The Orchidaceae of Mexico and Guatemala.
Eur 75,000 / USD 82,500
The price shown on each item does not include V.A.T (Value Added Tax). As a result of the recent EU legislation we are required to charge our EU customers the percentage of V.A.T. charged by the customer’s country of residence, unless they possess a V.A.T. registration number. Postage Additional.
London, J. Richway & Sons. (1837)- 1843. Elephant folio (740 x 525 mm). One-page subscriber's list,addenda and corrigenda slip bound at back, lithographic pictorial title and 40 fine hand-coloured lithographic plates, drawn on stone by P. Gauci after Miss S.A. Drake (16), Mrs. Augusta Withers (21), Miss Jane Edwards (1), Samuel Holden (1), and one unsigned, one uncoloured plan of Epiphite-houses and 38 wood engraved vignettes, two by George Cruikshank, all plates with explanatory leaf of text. Contemporary brown half morocco, richly gilt decorated spine with gilt lettering, marbled sides, gilt edges (old rebacking preserving original spine, corners and ends of spine with old repair).
perhaps the most renowned and sought-after of all orchid books
First edition of one of the rarest, and "perhaps the most renowned and sought-after of all orchid books" (W. Stearn, John Lindley p. 133). Limited to 125 copies only, the work is "probably the finest, and certainly the largest botanical book ever produced with lithographic plates? In size and in splendour, Bateman's giant folio eclipses the works of all who went before or came after him. Maxim Gauci, who was born in Malta, executed the forty lithographs? a master of the process, he arranged his tone from the palest of silvery greys to the richest velvet black; his outline is never mechanical or obtrusive; the hand-colouring ? executed with consummate skill" (Blunt. The Art of Botanical illustration pp. 249 & 252). The book also has the odd distinction of being the only botanical work with illustrations by George Cruikshank, one which parodies the volume's massive bulk and the inconvenience thus caused to librarians.

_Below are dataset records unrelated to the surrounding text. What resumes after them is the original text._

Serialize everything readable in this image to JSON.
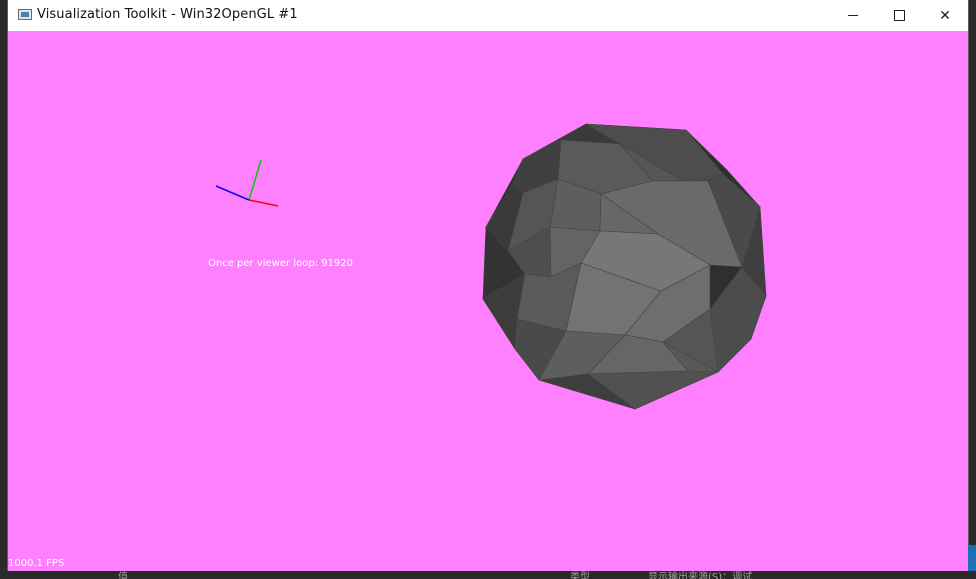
{
  "window": {
    "title": "Visualization Toolkit - Win32OpenGL #1",
    "controls": {
      "minimize_icon": "minimize-icon",
      "maximize_icon": "maximize-icon",
      "close_icon": "close-icon",
      "close_glyph": "✕"
    }
  },
  "viewport": {
    "background_color": "#ff80ff",
    "annotation_text": "Once per viewer loop: 91920",
    "fps_text": "1000.1 FPS",
    "axes_colors": {
      "x": "#ff0000",
      "y": "#00cc00",
      "z": "#0000ff"
    },
    "mesh_colors": [
      "#3a3a3a",
      "#4a4a4a",
      "#555555",
      "#5e5e5e",
      "#676767",
      "#6e6e6e",
      "#777777"
    ]
  },
  "taskbar": {
    "items": [
      "值",
      "类型",
      "显示输出来源(S)：调试"
    ]
  }
}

"This magnificent elephant folio is botany's riposte to Audubon's 'Birds of America' (Desmond, Great Natural History books and their Creators p. 19).
James Bateman (1811-1897) was a wealthy landowner and horticulturalist who nurtured a lifelong passion for rare orchids, and transformed his Staffordshire home at Biddulph Grange into one of the most beautiful gardens in Britain (now managed by the National Trust).
Some foxing to text and plates.
Provenance: Bookplate with Crown and monogram MCR (?).
Great Flower Books p. 48; Nissen BBI 89; Stafleu & Cowan 342.